The one word answer is leadership – visionary leadership.

While the importance of river travel, then railroad, then interstate highways determined a region’s success, some communities faltered as each mode was replaced by the next due to the desire for more speed and convenience.

Which brings us to the internet – the information super highway. No, you cannot get on it and physically ride, but you can do just about anything else on it. The progressive and prosperous communities of the future will be those who figure out how to use it to their advantage.

Several years ago Google invested millions of dollars into an experiment called Google Fiber. They wired residential neighborhoods of Kansas City with fiber optic lines. In February they announced plans to add 35 more cities. Communities around Atlanta, Nashville, Charlotte, North Carolina and Raleigh-Durham, North Carolina are among those on the list. Other cities are begging to be included – rural communities however are not in the mix.

Understanding the importance of high-speed fiber optic Internet access to Mississippi’s economy, Mississippi-born Cspire, announced its intention in 2014 to copy the Google model and invest millions of dollars into nine Mississippi communities via a competitive application process.  Brookhaven missed the cut but behind the scenes efforts last July got the city on the list. Plans for an announcement were set for late September, it all unraveled however, when Brookhaven’s Board of Aldermen suddenly declined to sign the agreement – an agreement very similar to the one Kansas City signed with Google and the same one nine cities in Mississippi signed with Cspire.

Today, homeowners in Quitman and Starkville are wired and running. Residential neighborhoods in Corinth, Ridgeland and Madison are expected to be online in the near future. In the world of economic development and industrial recruitment these Mississippi communities have an edge over Brookhaven and Lincoln County. Frankly, they have an edge over thousands of small communities nationwide!

So why is the Ole Brook historical marker not located in downtown Brookhaven? Samuel Jayne, the founder of Brookhaven, did not want the railroad to run through his growing settlement. Milton Whitworth saw an opportunity and purchased the land that is now downtown Brookhaven. He signed an agreement with the railroad. As Brookhaven grew, he founded a college that is now the Mississippi School of the Arts. Many of those original downtown buildings also still stand today.

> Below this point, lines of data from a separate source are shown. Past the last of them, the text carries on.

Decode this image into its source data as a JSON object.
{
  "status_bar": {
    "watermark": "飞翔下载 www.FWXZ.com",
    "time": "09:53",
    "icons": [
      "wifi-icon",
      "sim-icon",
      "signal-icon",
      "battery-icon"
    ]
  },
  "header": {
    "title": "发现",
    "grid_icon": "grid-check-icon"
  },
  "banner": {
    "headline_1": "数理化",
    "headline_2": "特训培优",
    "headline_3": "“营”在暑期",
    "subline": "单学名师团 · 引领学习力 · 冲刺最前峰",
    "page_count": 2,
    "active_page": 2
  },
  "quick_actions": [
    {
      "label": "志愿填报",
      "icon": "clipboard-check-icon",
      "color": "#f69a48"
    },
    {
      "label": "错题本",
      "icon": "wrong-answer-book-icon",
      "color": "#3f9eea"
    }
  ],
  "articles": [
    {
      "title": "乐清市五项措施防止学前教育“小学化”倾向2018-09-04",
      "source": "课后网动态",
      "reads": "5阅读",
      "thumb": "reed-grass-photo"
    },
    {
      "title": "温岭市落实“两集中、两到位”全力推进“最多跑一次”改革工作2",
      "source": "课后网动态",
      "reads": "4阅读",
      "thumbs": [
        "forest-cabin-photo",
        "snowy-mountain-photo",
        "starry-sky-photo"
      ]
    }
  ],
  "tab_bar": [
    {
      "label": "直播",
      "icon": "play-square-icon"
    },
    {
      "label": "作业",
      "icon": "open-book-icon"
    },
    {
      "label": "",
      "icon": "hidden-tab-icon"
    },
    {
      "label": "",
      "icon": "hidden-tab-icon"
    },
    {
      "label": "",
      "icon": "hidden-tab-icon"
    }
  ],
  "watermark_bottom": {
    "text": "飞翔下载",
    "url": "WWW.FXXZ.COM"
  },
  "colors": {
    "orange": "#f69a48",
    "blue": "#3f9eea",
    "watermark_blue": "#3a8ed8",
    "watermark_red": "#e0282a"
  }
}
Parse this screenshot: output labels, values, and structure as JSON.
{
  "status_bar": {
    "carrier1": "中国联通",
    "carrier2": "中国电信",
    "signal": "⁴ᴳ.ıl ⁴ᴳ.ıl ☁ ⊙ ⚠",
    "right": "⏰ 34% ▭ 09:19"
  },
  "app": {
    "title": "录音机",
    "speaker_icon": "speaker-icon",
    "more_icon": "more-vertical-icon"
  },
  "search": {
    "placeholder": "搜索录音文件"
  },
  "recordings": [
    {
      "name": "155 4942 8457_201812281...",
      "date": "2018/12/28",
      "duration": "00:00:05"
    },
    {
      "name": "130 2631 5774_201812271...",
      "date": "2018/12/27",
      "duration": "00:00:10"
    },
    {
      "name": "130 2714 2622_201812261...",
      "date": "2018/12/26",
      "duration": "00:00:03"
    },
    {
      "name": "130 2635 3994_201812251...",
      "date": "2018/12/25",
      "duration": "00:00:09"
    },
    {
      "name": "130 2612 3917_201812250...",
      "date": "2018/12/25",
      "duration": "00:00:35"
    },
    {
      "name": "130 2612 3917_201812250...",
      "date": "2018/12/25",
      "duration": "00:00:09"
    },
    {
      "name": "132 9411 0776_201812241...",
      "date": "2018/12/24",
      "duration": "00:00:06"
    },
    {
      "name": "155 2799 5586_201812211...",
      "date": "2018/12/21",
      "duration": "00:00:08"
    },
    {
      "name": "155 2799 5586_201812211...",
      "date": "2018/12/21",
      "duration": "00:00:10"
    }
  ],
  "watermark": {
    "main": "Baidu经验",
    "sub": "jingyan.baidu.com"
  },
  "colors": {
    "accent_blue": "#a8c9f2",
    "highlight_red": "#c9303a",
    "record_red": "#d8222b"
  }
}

Milton Whitworth’s visionary leadership in the 1850s set the stage for the community we have today.

The question we have before us, is how important the information highway is to those who need ultra high speed access and how will that impact the future of Brookhaven and Lincoln County going forward?

Bill Jacobs is a former chairman of the Industrial Development Foundation